Game to Forget… December 5, 2011. By the time Erskine had completed four shifts in a game against the Florida Panthers in Sunrise, Florida, the Panthers had a 2-0 lead. Erskine was not on ice for either of those goals, but when you are that “physical” defenseman, sometimes the situation calls for being “physical.” And at the 10:22 mark of the first period, that is what he did, picking a fight with Bracken Kearns, who happened to be playing in his first NHL game and thought he might open some eyes when he stepped up on Jeff Halpern when the latter had his head down trying to control the puck at the side wall. The fight itself was no contest – Erskine made short work of Kearns. But Erskine was given the gate for his effort – two minutes for instigating, five for fighting, and a misconduct. The effort did not have the intended effect. Florida scored the next goal. And as if to rub salt in the wound, the Panthers scored again on Erskine’s first shift after paying his penance. It put the Panthers ahead 5-1, just enough scoring to withstand a Caps rally that fell short in a 5-4 Caps loss.

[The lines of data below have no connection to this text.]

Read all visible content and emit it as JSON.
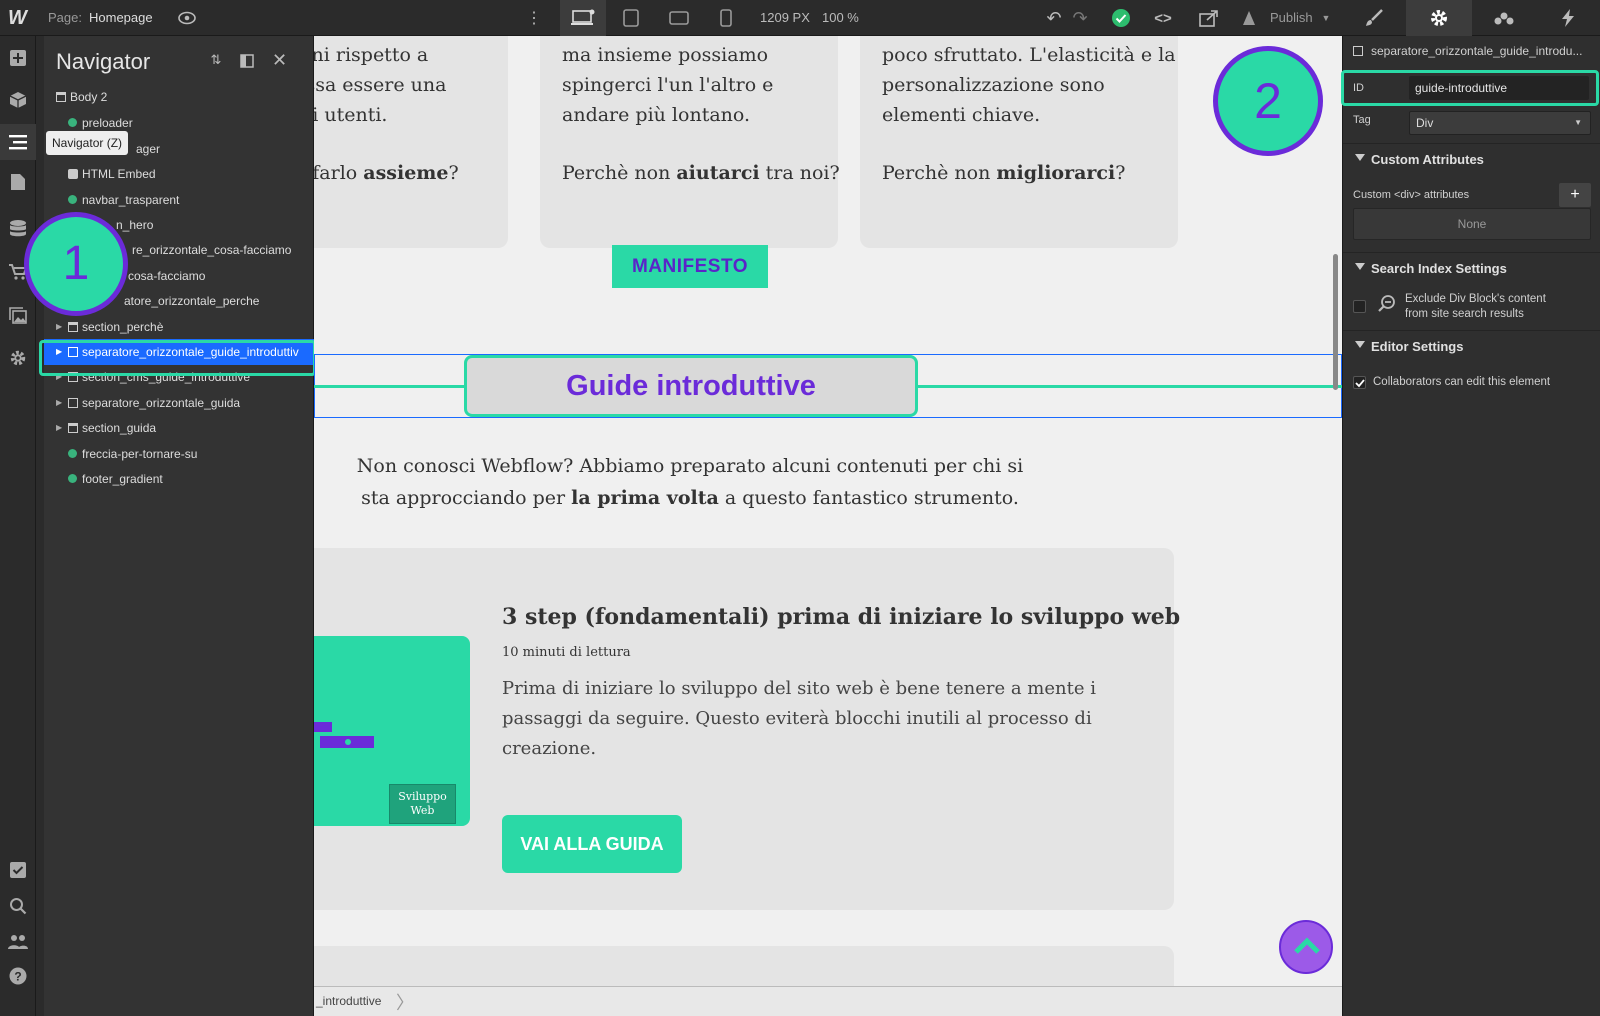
{
  "topbar": {
    "logo": "W",
    "page_label": "Page:",
    "page_name": "Homepage",
    "width_readout": "1209 PX",
    "zoom_readout": "100 %",
    "publish_label": "Publish"
  },
  "tooltip": {
    "navigator": "Navigator (Z)"
  },
  "navigator": {
    "title": "Navigator",
    "items": [
      {
        "label": "Body 2"
      },
      {
        "label": "preloader"
      },
      {
        "label": "ager"
      },
      {
        "label": "HTML Embed"
      },
      {
        "label": "navbar_trasparent"
      },
      {
        "label": "n_hero"
      },
      {
        "label": "re_orizzontale_cosa-facciamo"
      },
      {
        "label": "cosa-facciamo"
      },
      {
        "label": "atore_orizzontale_perche"
      },
      {
        "label": "section_perchè"
      },
      {
        "label": "separatore_orizzontale_guide_introduttiv"
      },
      {
        "label": "section_cms_guide_introduttive"
      },
      {
        "label": "separatore_orizzontale_guida"
      },
      {
        "label": "section_guida"
      },
      {
        "label": "freccia-per-tornare-su"
      },
      {
        "label": "footer_gradient"
      }
    ]
  },
  "annotations": {
    "one": "1",
    "two": "2"
  },
  "canvas": {
    "card1_lines": [
      "ioni rispetto a",
      "ossa essere una",
      "gli utenti."
    ],
    "card1_q_pre": "n farlo ",
    "card1_q_bold": "assieme",
    "card1_q_post": "?",
    "card2_lines": [
      "ma insieme possiamo",
      "spingerci l'un l'altro e",
      "andare più lontano."
    ],
    "card2_q_pre": "Perchè non ",
    "card2_q_bold": "aiutarci",
    "card2_q_post": " tra noi?",
    "card3_lines": [
      "poco sfruttato. L'elasticità e la",
      "personalizzazione sono",
      "elementi chiave."
    ],
    "card3_q_pre": "Perchè non ",
    "card3_q_bold": "migliorarci",
    "card3_q_post": "?",
    "manifesto_button": "MANIFESTO",
    "separator_title": "Guide introduttive",
    "intro_line1": "Non conosci Webflow? Abbiamo preparato alcuni contenuti per chi si",
    "intro_line2_pre": "sta approcciando per ",
    "intro_line2_bold": "la prima volta",
    "intro_line2_post": " a questo fantastico strumento.",
    "guide_title": "3 step (fondamentali) prima di iniziare lo sviluppo web",
    "guide_meta": "10 minuti di lettura",
    "guide_desc": [
      "Prima di iniziare lo sviluppo del sito web è bene tenere a mente i",
      "passaggi da seguire. Questo eviterà blocchi inutili al processo di",
      "creazione."
    ],
    "guide_tag": [
      "Sviluppo",
      "Web"
    ],
    "guide_button": "VAI ALLA GUIDA"
  },
  "breadcrumb": {
    "text": "_introduttive"
  },
  "panel": {
    "element_name": "separatore_orizzontale_guide_introdu...",
    "id_label": "ID",
    "id_value": "guide-introduttive",
    "tag_label": "Tag",
    "tag_value": "Div",
    "custom_attributes_title": "Custom Attributes",
    "custom_div_label": "Custom <div> attributes",
    "none_label": "None",
    "search_index_title": "Search Index Settings",
    "exclude_line1": "Exclude Div Block's content",
    "exclude_line2": "from site search results",
    "editor_settings_title": "Editor Settings",
    "collaborators_label": "Collaborators can edit this element"
  },
  "colors": {
    "accent_teal": "#2ad9a6",
    "accent_purple": "#6b2bd9",
    "selection_blue": "#1a6aff",
    "panel_bg": "#2f2f2f"
  }
}
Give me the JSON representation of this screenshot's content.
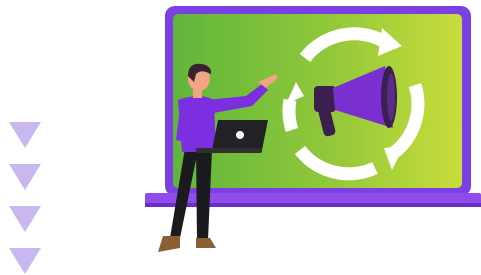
{
  "illustration": {
    "subject": "marketing-refresh",
    "icons": [
      "megaphone-icon",
      "refresh-cycle-icon",
      "laptop-icon",
      "down-arrow-icon"
    ]
  },
  "colors": {
    "screen_frame": "#7b3fe4",
    "screen_frame_dark": "#5b22b8",
    "screen_green_left": "#6fbe3c",
    "screen_green_right": "#c6dd3a",
    "stand_purple": "#8e4de8",
    "arrow_white": "#ffffff",
    "megaphone_purple": "#7a2fd0",
    "megaphone_dark": "#3a1f4f",
    "person_shirt": "#7b2fe0",
    "person_pants": "#1b1b1f",
    "person_skin": "#f2a585",
    "person_hair": "#3b2230",
    "laptop_dark": "#222226",
    "decor_triangle": "#c9b7f0"
  }
}
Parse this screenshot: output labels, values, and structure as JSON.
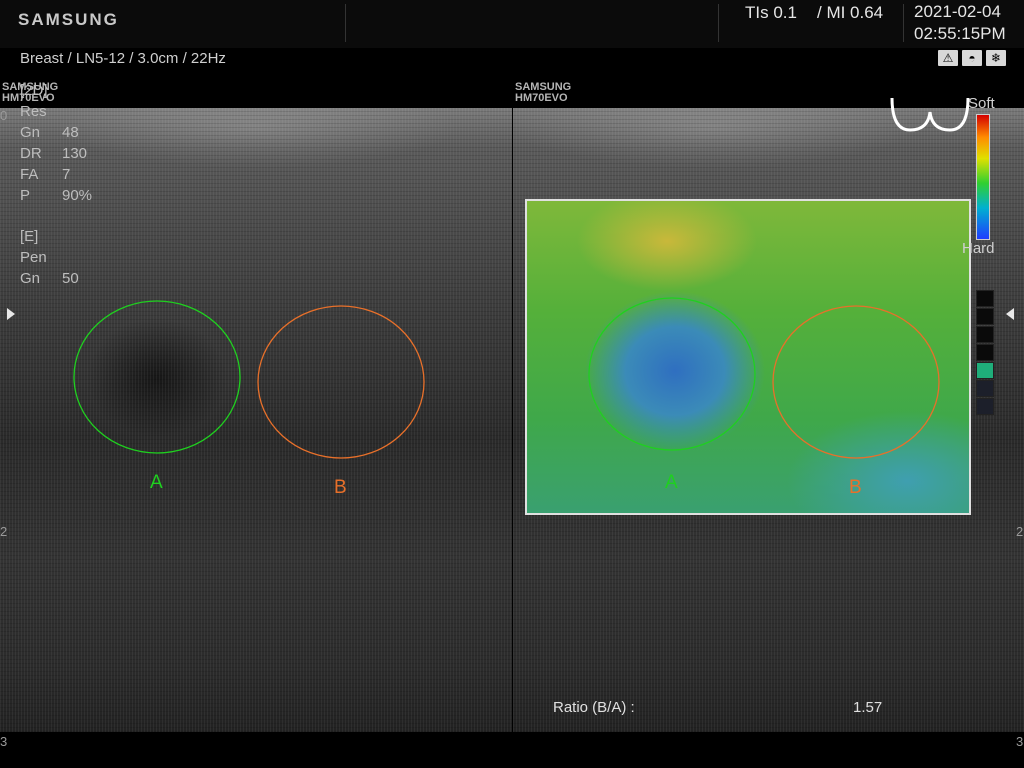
{
  "header": {
    "brand": "SAMSUNG",
    "tis": "TIs 0.1",
    "mi": "/ MI 0.64",
    "date": "2021-02-04",
    "time": "02:55:15PM",
    "preset": "Breast / LN5-12 / 3.0cm / 22Hz",
    "icons": [
      "warning-icon",
      "probe-icon",
      "freeze-icon"
    ]
  },
  "watermark": {
    "line1": "SAMSUNG",
    "line2": "HM70EVO"
  },
  "params_2d": {
    "title": "[2D]",
    "rows": [
      {
        "k": "Res",
        "v": ""
      },
      {
        "k": "Gn",
        "v": "48"
      },
      {
        "k": "DR",
        "v": "130"
      },
      {
        "k": "FA",
        "v": "7"
      },
      {
        "k": "P",
        "v": "90%"
      }
    ]
  },
  "params_e": {
    "title": "[E]",
    "rows": [
      {
        "k": "Pen",
        "v": ""
      },
      {
        "k": "Gn",
        "v": "50"
      }
    ]
  },
  "roi": {
    "a_label": "A",
    "b_label": "B",
    "a_color": "#1fd01f",
    "b_color": "#e8702a"
  },
  "scale": {
    "soft": "Soft",
    "hard": "Hard"
  },
  "depth_ticks": {
    "mid": "2",
    "bottom": "3",
    "top": "0"
  },
  "ratio": {
    "label": "Ratio (B/A) :",
    "value": "1.57"
  }
}
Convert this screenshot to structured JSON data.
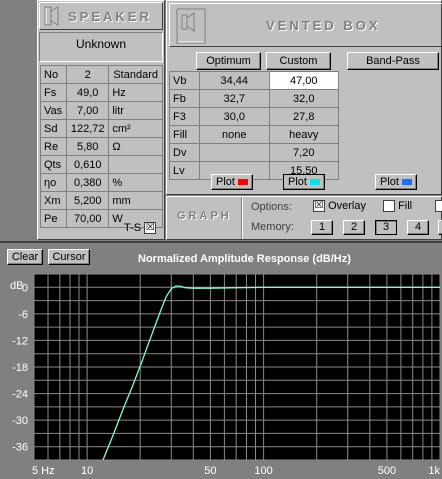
{
  "speaker": {
    "title": "SPEAKER",
    "name": "Unknown",
    "no_label": "No",
    "no_value": "2",
    "standard_label": "Standard",
    "params": [
      {
        "label": "Fs",
        "value": "49,0",
        "unit": "Hz"
      },
      {
        "label": "Vas",
        "value": "7,00",
        "unit": "litr"
      },
      {
        "label": "Sd",
        "value": "122,72",
        "unit": "cm²"
      },
      {
        "label": "Re",
        "value": "5,80",
        "unit": "Ω"
      },
      {
        "label": "Qts",
        "value": "0,610",
        "unit": ""
      },
      {
        "label": "ηo",
        "value": "0,380",
        "unit": "%"
      },
      {
        "label": "Xm",
        "value": "5,200",
        "unit": "mm"
      },
      {
        "label": "Pe",
        "value": "70,00",
        "unit": "W"
      }
    ],
    "ts_label": "T-S",
    "ts_checked": "☒"
  },
  "box": {
    "title": "VENTED BOX",
    "columns": [
      "Optimum",
      "Custom",
      "Band-Pass"
    ],
    "rows": [
      {
        "label": "Vb",
        "optimum": "34,44",
        "custom": "47,00"
      },
      {
        "label": "Fb",
        "optimum": "32,7",
        "custom": "32,0"
      },
      {
        "label": "F3",
        "optimum": "30,0",
        "custom": "27,8"
      },
      {
        "label": "Fill",
        "optimum": "none",
        "custom": "heavy"
      },
      {
        "label": "Dv",
        "optimum": "",
        "custom": "7,20"
      },
      {
        "label": "Lv",
        "optimum": "",
        "custom": "15,50"
      }
    ],
    "plot_label": "Plot",
    "plot_colors": [
      "#ff0000",
      "#00e5ee",
      "#1e6fff"
    ]
  },
  "graph": {
    "title": "GRAPH",
    "options_label": "Options:",
    "overlay_label": "Overlay",
    "overlay_checked": "☒",
    "fill_label": "Fill",
    "memory_label": "Memory:",
    "memory_buttons": [
      "1",
      "2",
      "3",
      "4"
    ],
    "memory_selected": "3"
  },
  "chart_toolbar": {
    "clear_label": "Clear",
    "cursor_label": "Cursor"
  },
  "chart_data": {
    "type": "line",
    "title": "Normalized Amplitude Response (dB/Hz)",
    "ylabel": "dB",
    "xscale": "log",
    "xlim": [
      5,
      1000
    ],
    "ylim": [
      -39,
      3
    ],
    "yticks": [
      0,
      -6,
      -12,
      -18,
      -24,
      -30,
      -36
    ],
    "xtick_labels": [
      {
        "value": 5,
        "label": "5 Hz"
      },
      {
        "value": 10,
        "label": "10"
      },
      {
        "value": 50,
        "label": "50"
      },
      {
        "value": 100,
        "label": "100"
      },
      {
        "value": 500,
        "label": "500"
      },
      {
        "value": 1000,
        "label": "1k"
      }
    ],
    "grid": true,
    "background": "#000000",
    "line_color": "#7fffd4",
    "series": [
      {
        "x": [
          12.3,
          14,
          16,
          18,
          20,
          22,
          24,
          26,
          28,
          30,
          32,
          34,
          36,
          40,
          50,
          70,
          100,
          200,
          500,
          1000
        ],
        "y": [
          -39,
          -33.5,
          -27.5,
          -22.5,
          -17.8,
          -13.3,
          -9.2,
          -5.5,
          -2.2,
          -0.3,
          0.3,
          0.2,
          -0.1,
          -0.2,
          -0.2,
          -0.1,
          0.0,
          0.0,
          0.0,
          0.0
        ]
      }
    ]
  }
}
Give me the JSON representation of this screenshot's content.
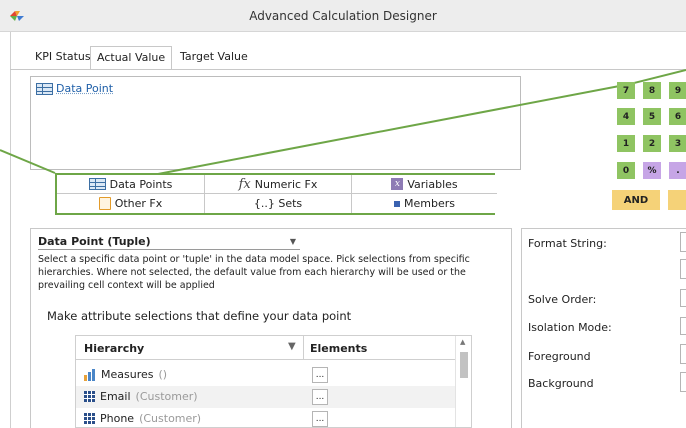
{
  "window": {
    "title": "Advanced Calculation Designer"
  },
  "tabs": [
    "KPI Status",
    "Actual Value",
    "Target Value"
  ],
  "formula": {
    "token_label": "Data Point"
  },
  "insert_buttons": {
    "data_points": "Data Points",
    "numeric_fx": "Numeric Fx",
    "variables": "Variables",
    "other_fx": "Other Fx",
    "sets": "{..} Sets",
    "members": "Members"
  },
  "keypad": {
    "keys": [
      "7",
      "8",
      "9",
      "4",
      "5",
      "6",
      "1",
      "2",
      "3",
      "0",
      "%",
      "."
    ],
    "and_label": "AND"
  },
  "data_point_panel": {
    "type_selected": "Data Point (Tuple)",
    "description": "Select a specific data point or 'tuple' in the data model space. Pick selections from specific hierarchies. Where not selected, the default value from each hierarchy will be used or the prevailing cell context will be applied",
    "instruction": "Make attribute selections that define your data point",
    "columns": {
      "hierarchy": "Hierarchy",
      "elements": "Elements"
    },
    "rows": [
      {
        "name": "Measures",
        "qualifier": "()",
        "icon": "bar-chart-icon"
      },
      {
        "name": "Email",
        "qualifier": "(Customer)",
        "icon": "grid-icon"
      },
      {
        "name": "Phone",
        "qualifier": "(Customer)",
        "icon": "grid-icon"
      }
    ],
    "element_button_label": "..."
  },
  "properties": {
    "format_string": "Format String:",
    "solve_order": "Solve Order:",
    "isolation_mode": "Isolation Mode:",
    "foreground": "Foreground",
    "background": "Background"
  },
  "colors": {
    "highlight_green": "#6ea647",
    "keypad_green": "#8fc462",
    "keypad_purple": "#c6a5e6",
    "keypad_yellow": "#f5d278"
  }
}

Post Season… Although he did not appear in the last 27 games of the regular season, Erskine did make four appearances among the Caps’ 14 games of the playoffs, three of them in the opening round series against the Bruins. The Caps were 2-1 in those three games in which Erskine appeared. They might have given reason to believe that he could contribute against the Rangers in the second round, and in fact the Rangers did not score any of their three goals with Erskine on the ice in what would be a 3-1 Ranger win in Game 1. But it would be his last appearance of the season.
In the end… John Erskine simply could not establish any momentum this season after having a pretty solid 2010-2011 season. He started behind the eight ball in training camp, still recuperating from shoulder surgery. He was behind the curve having missed out on contact for training camp and missing the first couple of weeks of the season. Then events out of his control overtook him – the team’s face plant after winning its first seven games, the change in coaches, the seemingly months-long effort to try to find a combination that could string together some wins. He was lost in that mix and ended up enduring a season that he really did not deserve to endure.